The human brain really isn’t very good at processing masses of abstract data…well, I know mine isn’t, anyway. Brains can usually cope with a few things at one time (“must reply to that email once I get back from picking up the milk”), but when faced with a torrent of information, such as the web bombards us with, most brains start to struggle.
It is for this very reason that virtual dashboards have gained popularity. Developers recognize that even the most basic of web-apps, like a blog, can churn out a mass of data, which can only be seen with clarity if it is delivered in a human-friendly, visual format. Yet the idea of a personal dashboard, possibly the most useful matrix of this kind imaginable, still hasn’t really taken off, despite the traction that services such as iGoogle, My Yahoo and Netvibes gained in their early days.

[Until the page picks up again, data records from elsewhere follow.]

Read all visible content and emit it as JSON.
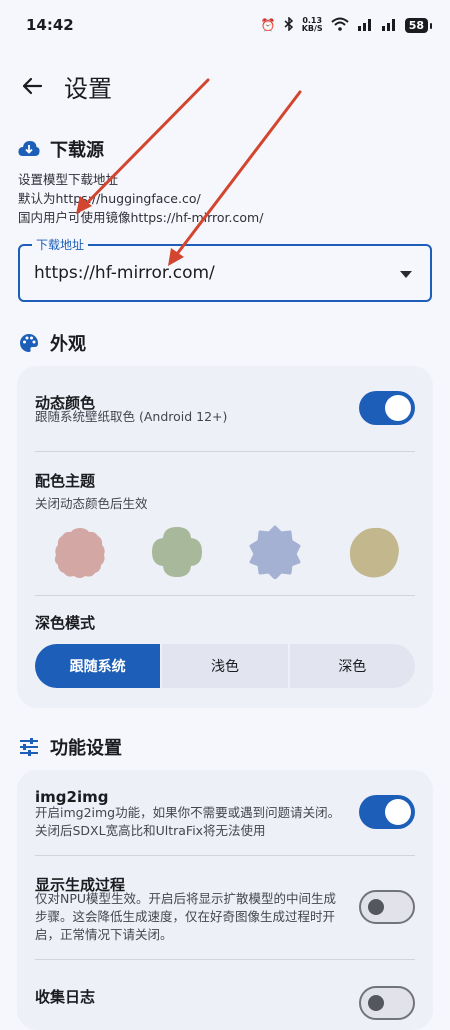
{
  "status_bar": {
    "time": "14:42",
    "net_speed": "0.13",
    "net_unit": "KB/S",
    "battery": "58"
  },
  "topbar": {
    "title": "设置"
  },
  "download": {
    "section_title": "下载源",
    "desc": [
      "设置模型下载地址",
      "默认为https://huggingface.co/",
      "国内用户可使用镜像https://hf-mirror.com/"
    ],
    "field_label": "下载地址",
    "field_value": "https://hf-mirror.com/"
  },
  "appearance": {
    "section_title": "外观",
    "dynamic_color": {
      "title": "动态颜色",
      "subtitle": "跟随系统壁纸取色 (Android 12+)",
      "enabled": true
    },
    "theme": {
      "title": "配色主题",
      "subtitle": "关闭动态颜色后生效",
      "swatches": [
        "#d3a7a4",
        "#a8b89b",
        "#a4b1d3",
        "#c2b78d"
      ]
    },
    "dark_mode": {
      "title": "深色模式",
      "options": [
        "跟随系统",
        "浅色",
        "深色"
      ],
      "selected": 0
    }
  },
  "features": {
    "section_title": "功能设置",
    "img2img": {
      "title": "img2img",
      "subtitle": [
        "开启img2img功能，如果你不需要或遇到问题请关闭。",
        "关闭后SDXL宽高比和UltraFix将无法使用"
      ],
      "enabled": true
    },
    "show_progress": {
      "title": "显示生成过程",
      "subtitle": [
        "仅对NPU模型生效。开启后将显示扩散模型的中间生成",
        "步骤。这会降低生成速度，仅在好奇图像生成过程时开",
        "启，正常情况下请关闭。"
      ],
      "enabled": false
    },
    "logs": {
      "title": "收集日志",
      "enabled": false
    }
  },
  "colors": {
    "accent": "#1d5fb8",
    "annotation": "#d2452f"
  }
}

Perhaps the smartphone has shoved the dashboard into outdatedness and redundancy. Or perhaps the desktop dashboard format just needs some reinvigoration. If the latter scenario is the more accurate, then Dash wants to be that reinvigoration. It is pretty, well connected and dynamic — but is it good enough to be your new homepage?